EXERCISE DIRECTIONS: Each line below that contains the word "static" must be copied.

Records from a data collection:

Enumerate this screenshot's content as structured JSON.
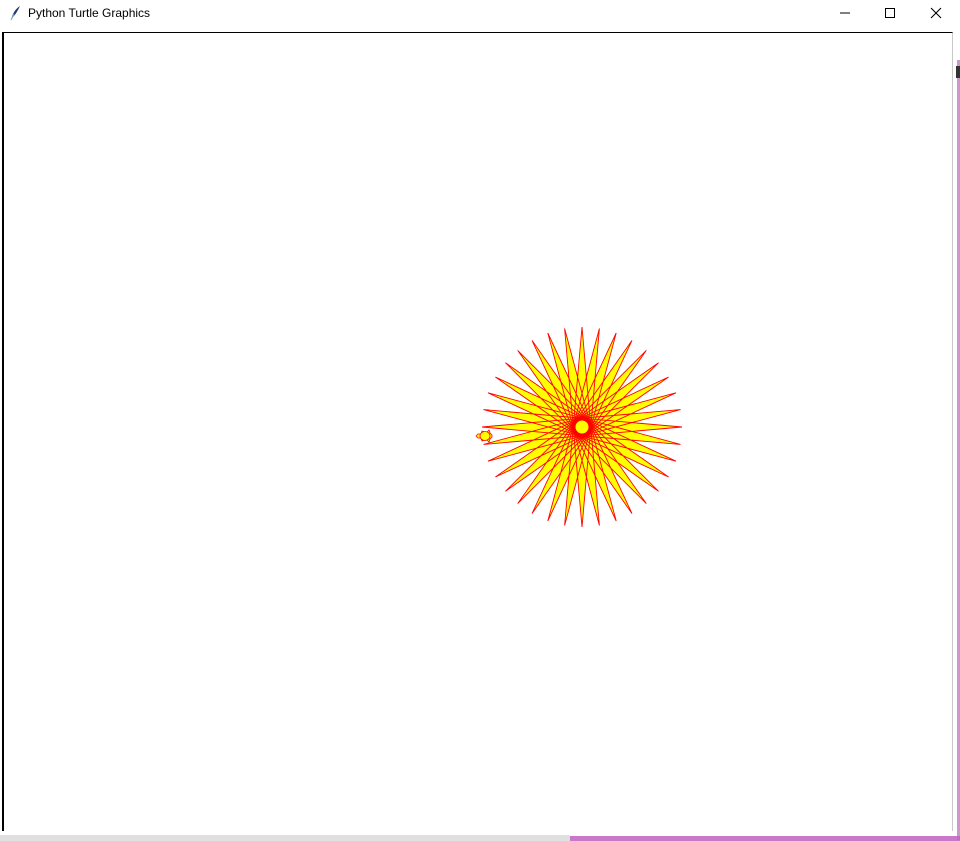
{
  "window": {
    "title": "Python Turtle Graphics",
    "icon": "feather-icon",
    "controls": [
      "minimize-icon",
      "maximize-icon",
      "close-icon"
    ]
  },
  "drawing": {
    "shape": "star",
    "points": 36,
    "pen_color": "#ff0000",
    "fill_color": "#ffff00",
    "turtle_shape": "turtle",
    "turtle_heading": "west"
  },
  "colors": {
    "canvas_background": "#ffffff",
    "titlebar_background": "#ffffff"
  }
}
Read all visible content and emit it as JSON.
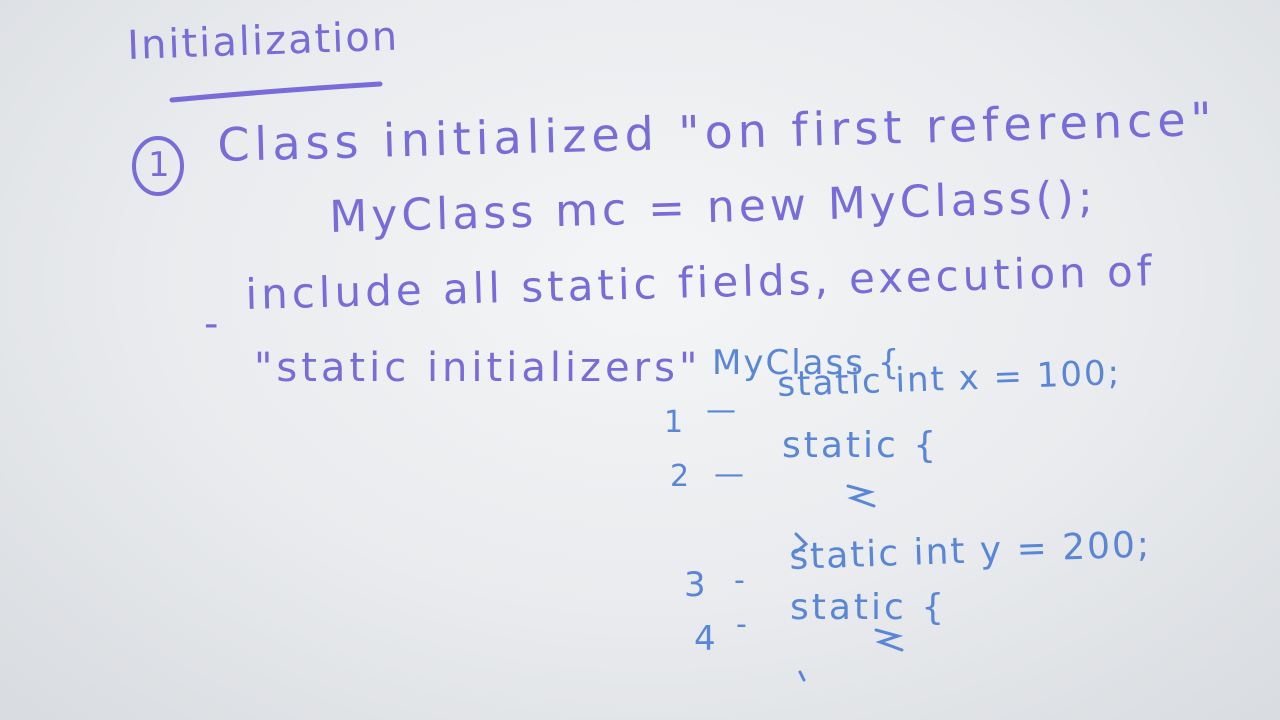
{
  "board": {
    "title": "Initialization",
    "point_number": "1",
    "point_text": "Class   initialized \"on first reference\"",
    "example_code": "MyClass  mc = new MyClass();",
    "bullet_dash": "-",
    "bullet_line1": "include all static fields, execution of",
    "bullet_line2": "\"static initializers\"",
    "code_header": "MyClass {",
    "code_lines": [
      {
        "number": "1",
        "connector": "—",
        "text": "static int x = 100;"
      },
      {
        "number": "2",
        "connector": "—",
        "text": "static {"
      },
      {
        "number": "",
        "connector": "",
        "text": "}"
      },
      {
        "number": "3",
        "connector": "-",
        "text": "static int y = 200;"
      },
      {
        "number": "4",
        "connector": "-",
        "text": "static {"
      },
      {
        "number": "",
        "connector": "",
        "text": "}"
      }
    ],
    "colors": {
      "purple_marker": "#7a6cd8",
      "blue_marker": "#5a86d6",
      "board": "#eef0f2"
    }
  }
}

REPLY:
    "bullet_line1": "include all static fields, execution of",
    "bullet_line2": "\"static initializers\"",
        "text": "static int x = 100;"
        "text": "static {"
        "text": "static int y = 200;"
        "text": "static {"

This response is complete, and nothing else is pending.